The recent conviction of Nathaniel Chastain, a former Product Manager at OpenSea, for wire fraud and money laundering in a New York federal court raises questions about insider trading in the world of non-fungible tokens (NFTs) and the potential regulation of the emerging market.
As reported by Reuters, Chastain was responsible for selecting NFTs to be featured on OpenSea’s marketplace, and he would subsequently purchase those NFTs only to resell them once they were featured. The trial’s outcome could impact the classification of NFTs and whether they are treated as securities.
Two opposing views emerge in Chastain’s case. Defense attorney Daniel Filor maintains Chastain’s innocence, arguing that his client was never informed that the information was confidential. “Nobody told Nate that he couldn’t use or share that information,” Filor stated during closing arguments; therefore, Chastain should not be held accountable for using privileged knowledge.

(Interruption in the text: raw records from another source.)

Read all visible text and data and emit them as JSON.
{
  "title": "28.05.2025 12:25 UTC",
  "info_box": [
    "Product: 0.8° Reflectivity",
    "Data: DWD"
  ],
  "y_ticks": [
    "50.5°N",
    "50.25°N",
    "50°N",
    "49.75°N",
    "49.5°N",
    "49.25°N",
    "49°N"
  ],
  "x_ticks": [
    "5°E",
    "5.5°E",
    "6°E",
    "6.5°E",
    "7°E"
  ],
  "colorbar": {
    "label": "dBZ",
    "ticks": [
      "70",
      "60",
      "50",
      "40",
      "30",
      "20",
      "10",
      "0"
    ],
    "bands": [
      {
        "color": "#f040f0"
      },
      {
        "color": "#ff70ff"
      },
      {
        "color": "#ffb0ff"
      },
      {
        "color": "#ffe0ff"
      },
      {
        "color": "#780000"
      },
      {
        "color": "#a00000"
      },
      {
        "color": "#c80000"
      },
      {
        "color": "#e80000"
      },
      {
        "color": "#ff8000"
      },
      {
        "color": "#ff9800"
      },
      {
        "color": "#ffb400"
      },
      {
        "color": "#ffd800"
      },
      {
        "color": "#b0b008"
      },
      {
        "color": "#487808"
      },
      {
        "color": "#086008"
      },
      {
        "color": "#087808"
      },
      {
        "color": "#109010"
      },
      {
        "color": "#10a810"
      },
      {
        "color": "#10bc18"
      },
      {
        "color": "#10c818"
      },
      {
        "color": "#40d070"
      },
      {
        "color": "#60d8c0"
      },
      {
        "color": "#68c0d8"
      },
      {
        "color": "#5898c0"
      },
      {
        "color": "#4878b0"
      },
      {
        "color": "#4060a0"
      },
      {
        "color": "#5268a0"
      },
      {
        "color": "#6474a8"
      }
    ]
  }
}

On the other hand, prosecuting attorney Allison Nichols insisted that Chastain knew his actions were against the law, as evidenced by his use of anonymous OpenSea accounts to conduct his trades. Nichols argued that Chastain’s attempts to hide his activity indicated he was aware of violating OpenSea’s confidentiality agreement.

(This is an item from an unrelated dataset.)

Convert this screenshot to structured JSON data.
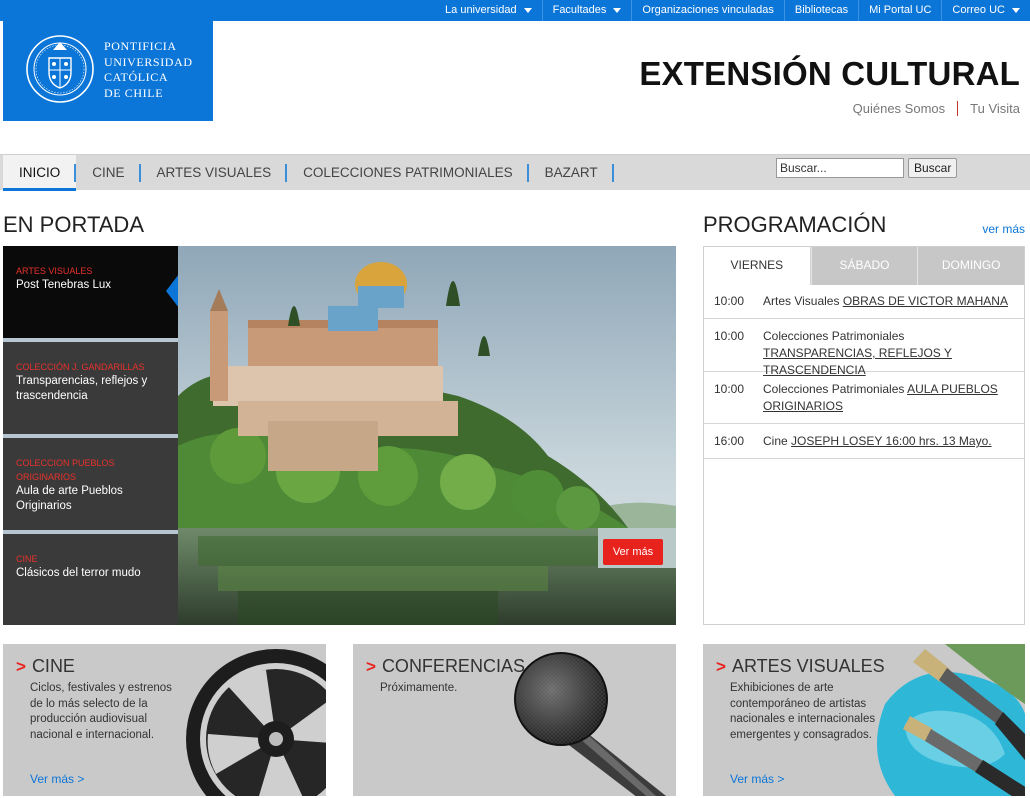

This trial has been heavily scrutinized by legal experts with an interest in crypto-related issues, as it marks the first instance of someone being convicted for exploiting privileged information in NFT trades. It exemplifies the challenges that come with regulating a rapidly growing market while ensuring the safety of investors and participants.
In a separate case, a former Coinbase employee, Ishan Wahi, and his brother Nikhil were charged with insider trading of cryptocurrencies in July. Nikhil Wahi pleaded guilty in September, highlighting the need for increased oversight and clarity in the broader crypto market.
As regulators and legal experts grapple with the appropriate classification of NFTs and other cryptocurrencies, Chastain’s case serves as a reminder that insider trading remains a concern in this growing space. The outcome of this trial and others like it could very well shape the future of NFTs and how they are regulated, impacting potential investors and the broader community of enthusiasts.
Ultimately, the debate surrounding Chastain’s case highlights the need for a balanced approach in regulating NFTs and cryptocurrencies – one that ensures transparency, fairness, and market integrity while also fostering innovation and growth. As these digital assets continue to gain traction and investor interest, the importance of striking this balance only intensifies.